The People’s Alliance submitted its proposal to amend the Election Law to Parliament. As such, the early election debate, which the opposition repeatedly tried to revive, has lost its significance altogether.
The most controversial aspect of the draft bill – which proposes eight changes, such as lowering the threshold from 10% to 7% – is its intention to significantly reduce the influence of electoral alliances over the allocation of parliamentary seats. Experts viewed that attempt to ensure that the number of each party’s deputies be determined by their respective share of the vote, instead of the bigger parties within each alliance claiming a disproportionate share of those votes, as a step toward eliminating the impact of alliances or rendering electoral alliances meaningless.
I strongly disagree with that argument.
Under the proposed rules, fringe parties, which are part of an alliance, can clear the 7% threshold and, accordingly, claim parliamentary seats from electoral districts, where they received enough votes to send their candidates to Parliament.
Moreover, remaining part of an electoral alliance remains important due to its impact on the presidential election.
Still, fringe parties will indeed lose part of their advantage and, to some degree, their ability to negotiate terms compared to the system of electoral alliances that governed the 2018 elections.
What’s the motivation?
There are many claims about what motivated this new arrangement. Some say that the governing alliance seeks to drive a wedge between the six opposition parties, which attempt to work together and compel a group of fringe parties to form a third electoral alliance.
It goes without saying that the plan to reform the electoral system has caught the opposition parties by surprise. Yet their initial, highly emotional reaction struck me as exaggerated.
The new plan reflects a rationale that seeks to blend “justice in representation” and “stability of the government.” Of course, those proposed rules stand to impact the structure of existing electoral alliances.

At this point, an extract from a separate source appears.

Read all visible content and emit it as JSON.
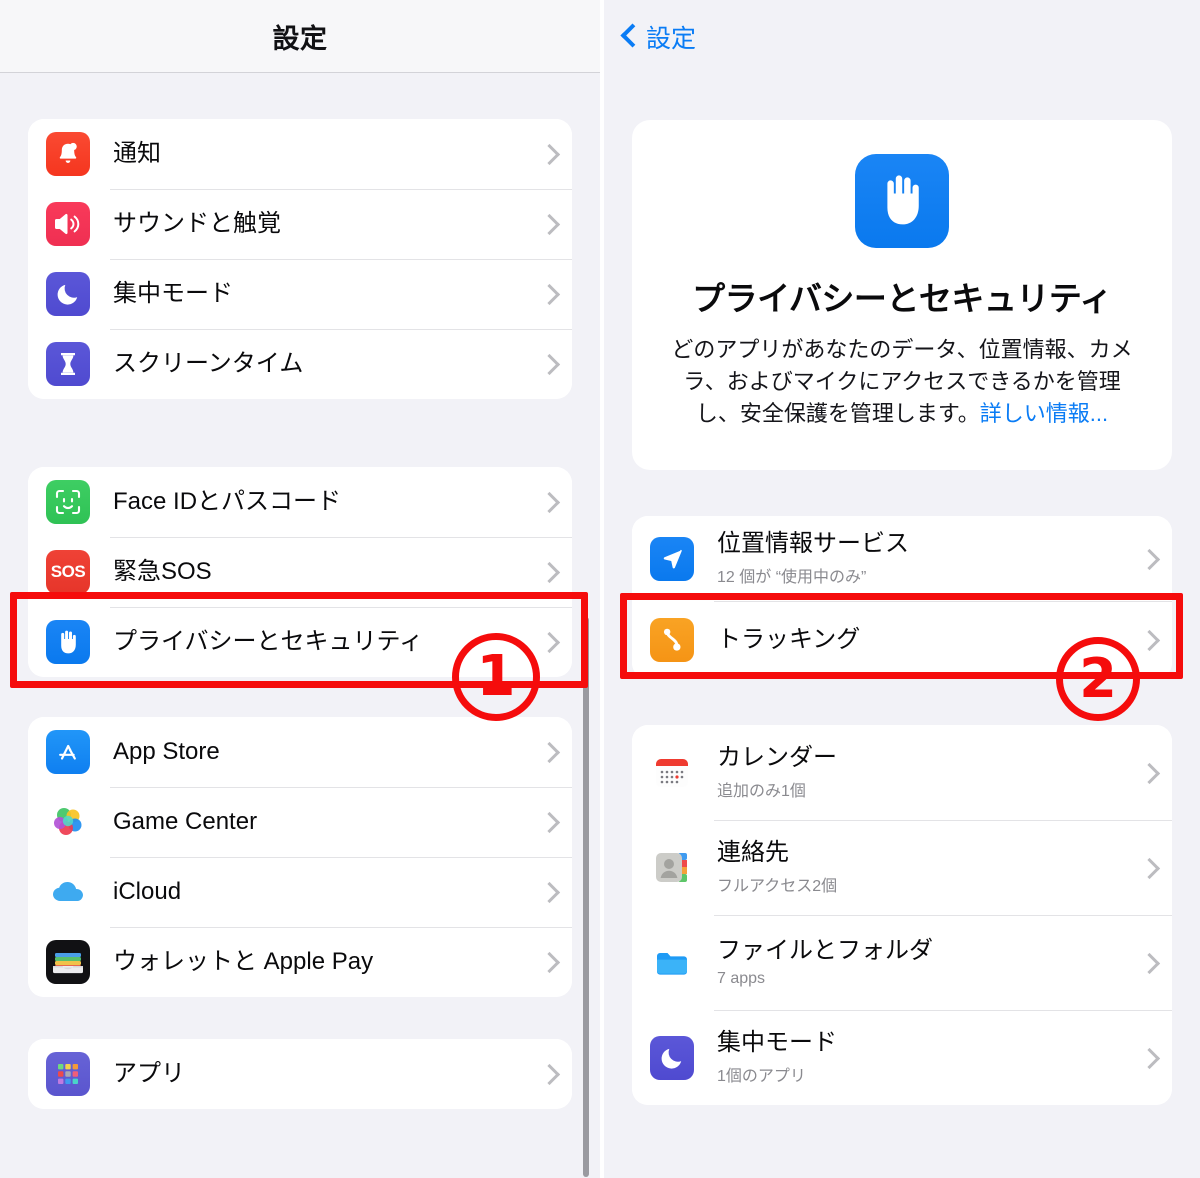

It should be expected to highlight the role of political parties and improve the health of Turkey’s system of political parties. Instead of electoral alliances rooted in “electoral algebra” alone, it could encourage strategic partnerships on the basis of a shared vision and policy preferences. The new regulations would also empower party organizations and policy agendas at the expense of political leaders with an ambition to rule.
The new plan, which should have been implemented in 2018, seeks to ensure that the fragmentation in Turkey’s party politics does not cause the country to be governed by “coalitional presidentialism” – a poor example of the presidential system, as seen in Brazil, that makes it impossible to govern.
As associate professor Nebi Miş, who serves as director of political research at the Foundation for Political, Economic and Social Research (SETA), posits that the representation of dozens of political parties in the National Assembly could corrupt that political arena rather than improve the quality of that country’s democracy.
The popular votes
One of the impacts of the system of electoral alliances, which the presidential system entails, was to encourage politicians to form their own parties without really considering how much popular support they would enjoy.
The accumulation of votes within electoral alliances, coupled with presidential candidates’ need to win a simple majority, gave fringe parties more power than they actually exercised.
Among other things, that situation made it harder for the pro-opposition Nation Alliance to expand or make collective decisions.
It remains unclear whether the proposed changes would negatively or positively impact the opposition. The diminishing power of fringe parties in negotiations could either strengthen or undermine existing alliances.
The possibility that the Democracy and Progress Party (DEVA), the Future Party (GP), the Felicity Party (SP) and the Democratic Party (DP) will end up having to contest the election on the main opposition Republican People’s Party (CHP) or the Good Party’s (IP) tickets (or on the ticket of one party from among themselves) would not prevent them from acting together as a united opposition front or from jointly endorsing a presidential candidate.
Whereas the CHP and the IP will lose the opportunity to claim additional seats (through the allocation of “remaining votes” as in 2018), they will clearly be more comfortable in the face of the excessive demands of fringe parties – such as equal representation and enough parliamentary seats to form a separate caucus for themselves.
In this article
- Nation Alliance
- Nebi Miş
- People's Alliance
- Turkish Opposition
- Türkiye's Democracy and Progress Party (DEVA)
- Türkiye's Democratic Party (DP)
- Türkiye's Felicity Party (SP)
- Türkiye's Future Party (GP)
- Türkiye's Good Party (IP)
- Türkiye's Opposition
- Türkiye's Republican People's Party (CHP)